Each semester’s work is an entity and grades are to be assigned for work completed during the normal period of the semester. Only the instructor of the course has the responsibility and authority to judge the quality of a student’s work and assess the appropriate grade. No one can overrule instructors and require them to go against their judgment of the work. Grading must not be arbitrary or capricious or influenced by illegal discriminatory considerations. The evaluation of the quality of the student’s work is solely up to the instructor, but the grade must not contain a punitive element for an offense against academic integrity if the student has been found innocent of this offense by a duly constituted board.

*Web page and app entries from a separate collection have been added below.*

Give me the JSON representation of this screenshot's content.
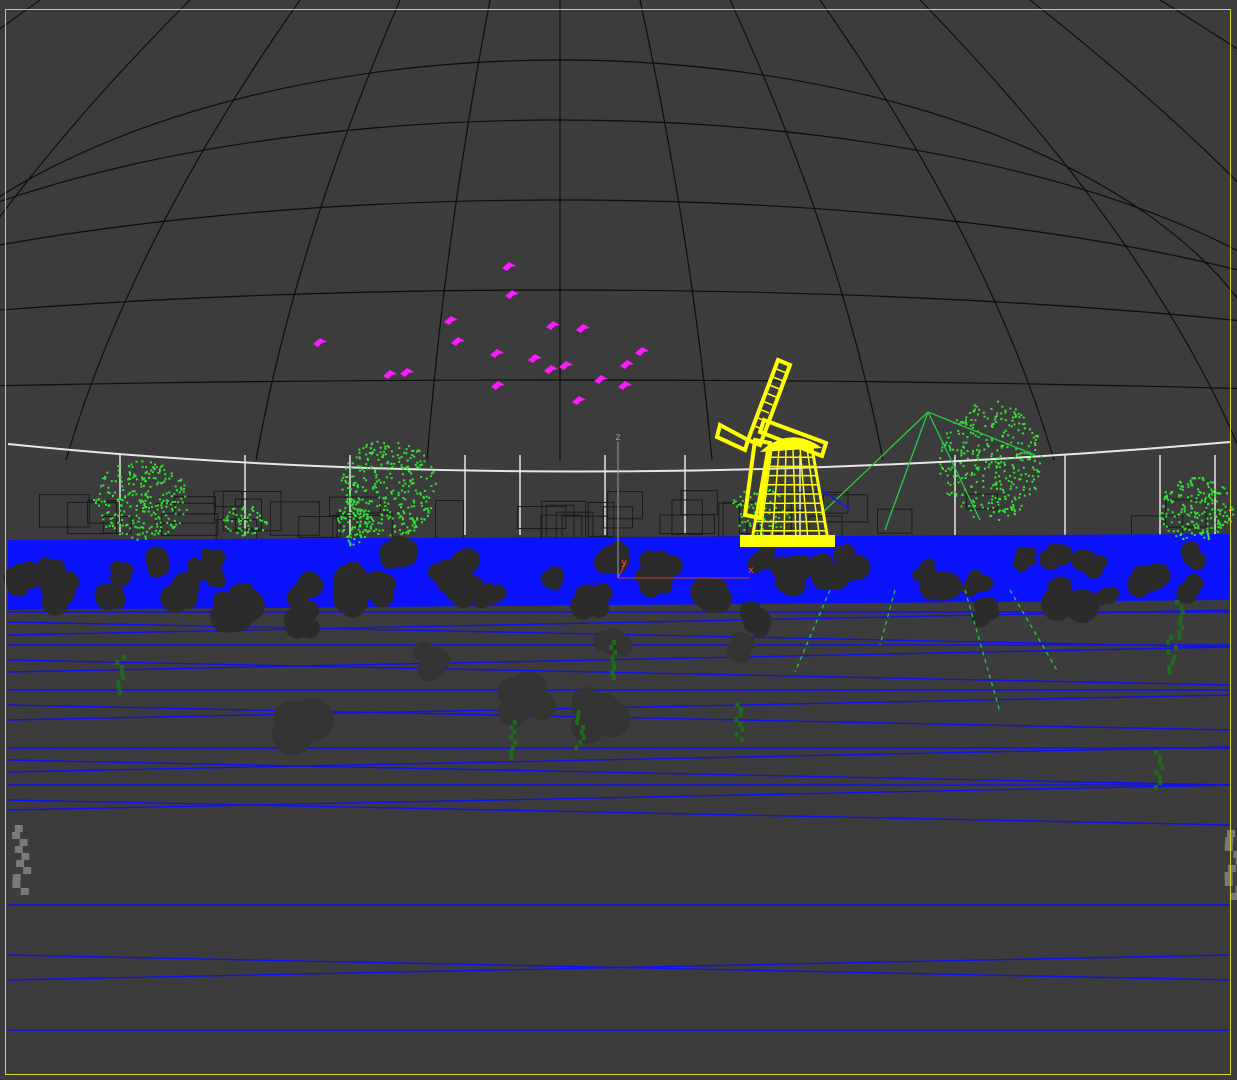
{
  "viewport": {
    "background_color": "#3c3c3c",
    "border_color": "#d8d82a",
    "active": true
  },
  "colors": {
    "dome_grid": "#0d0d0d",
    "fence": "#e6e6e6",
    "fence_dark": "#1a1a1a",
    "ground_lines": "#1010ee",
    "ground_band": "#0a12ff",
    "foliage_selected": "#33e633",
    "foliage_dark": "#2b2b2b",
    "foliage_shadow": "#222222",
    "windmill": "#ffff00",
    "birds": "#ff19ff",
    "light_cone": "#22cc44",
    "gizmo_axis": "#9a9a9a",
    "gizmo_x": "#ff3030"
  },
  "objects": {
    "dome": {
      "icon": "sky-dome-icon"
    },
    "windmill": {
      "icon": "windmill-icon",
      "selected": true
    },
    "birds": {
      "icon": "bird-icon",
      "count": 19
    },
    "trees": {
      "icon": "tree-icon"
    },
    "light": {
      "icon": "spotlight-icon"
    }
  },
  "gizmo": {
    "z_label": "z",
    "y_label": "y",
    "x_label": "x"
  }
}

The official University grading system is composed of letter grades with pluses and minuses. Passing grades range from A+ to D–; F is failing. INC denotes a grade of incomplete, NG denotes a non-graded course, NGR signifies no grade reported, and R is the grade given a for an in-progress multi-semester course. The grades of INC, NG, NGR and R do not have quality-point equivalents attached. The quality-point equivalents are below:
Letter grade values are combined with course credit hours to produce an average based on a 4.3 scale. Grade point average is calculated by multiplying the credit hour and quality point equivalent for each course and then dividing by the total number of credits taken. The cumulative average is the sum of the products of all the grades at Cornell divided by the total number of credits taken.
The purpose of the Satisfactory/Unsatisfactory (S/U) system is to encourage students to venture into courses outside their main areas of familiarity without great risk to their academic record. The distinction between S and U is not the same, however, as that between pass and fail in the letter-grade system. In the S/U system, S indicates performance that would be graded C- or higher, and U indicates performance that would be graded below a C-. Students earn credit toward the fulfillment of graduation requirements for course grades of S, but not for course grades of U. Grades of S or U are not assigned numerical value and thus are not averaged in with other grades in computing grade point averages.
The various schools and colleges differ in the restrictions they place on the election of S/U grading over letter grading. However, in those courses where college rules and course procedures allow it, the election is a student option that must be exercised within the first 57 calendar days of the term.
Classes taken as audits, and grades for those classes will appear on a student’s official transcript. Audit grade values are “V” and “INC”.
The grade of incomplete is appropriate only when two basic conditions are met:
1. the student has substantial equity at a passing level in the course with respect to work completed; and
2. the student has been prevented by circumstances beyond the student’s control, such as illness or family emergency, from completing all of the course requirements on time.
An incomplete may not be given merely because a student fails to complete all course requirements on time. Such a practice would be open to abuse; by deferring completion of some major course requirement, a student could gain advantage over his or her classmates by obtaining additional time to do a superior job. This is not an option that may be elected at the student’s own discretion.
While it is the student’s responsibility to initiate a request for a grade of incomplete, reasons for requesting one must be acceptable to the instructor, who establishes specific make-up requirements.
The consequences of failure to complete all course work within the time permitted will depend upon the policy of the student’s college. Some colleges convert the incomplete to a grade of F; others let the incomplete stand on the student’s transcript. In either case, the option to make up the work is lost. It is the responsibility of the student to see that all incompletes are made up before the deadline and that the grade change has been properly recorded with the student’s college registrar.
Changes in Grades
To avoid the influencing of grades by improper consideration or student pressure, a grade, once given, may only be changed if an error in the original grade is confirmed by the instructor. The instructor should be willing to review the basis of an assigned grade with an inquiring student and correct the grade if an error is found. As a matter of equity, grades must not be changed after the end of a semester on the basis of a student’s subsequent completion of additional work. For additional information, see faculty legislation regarding Grade Changes.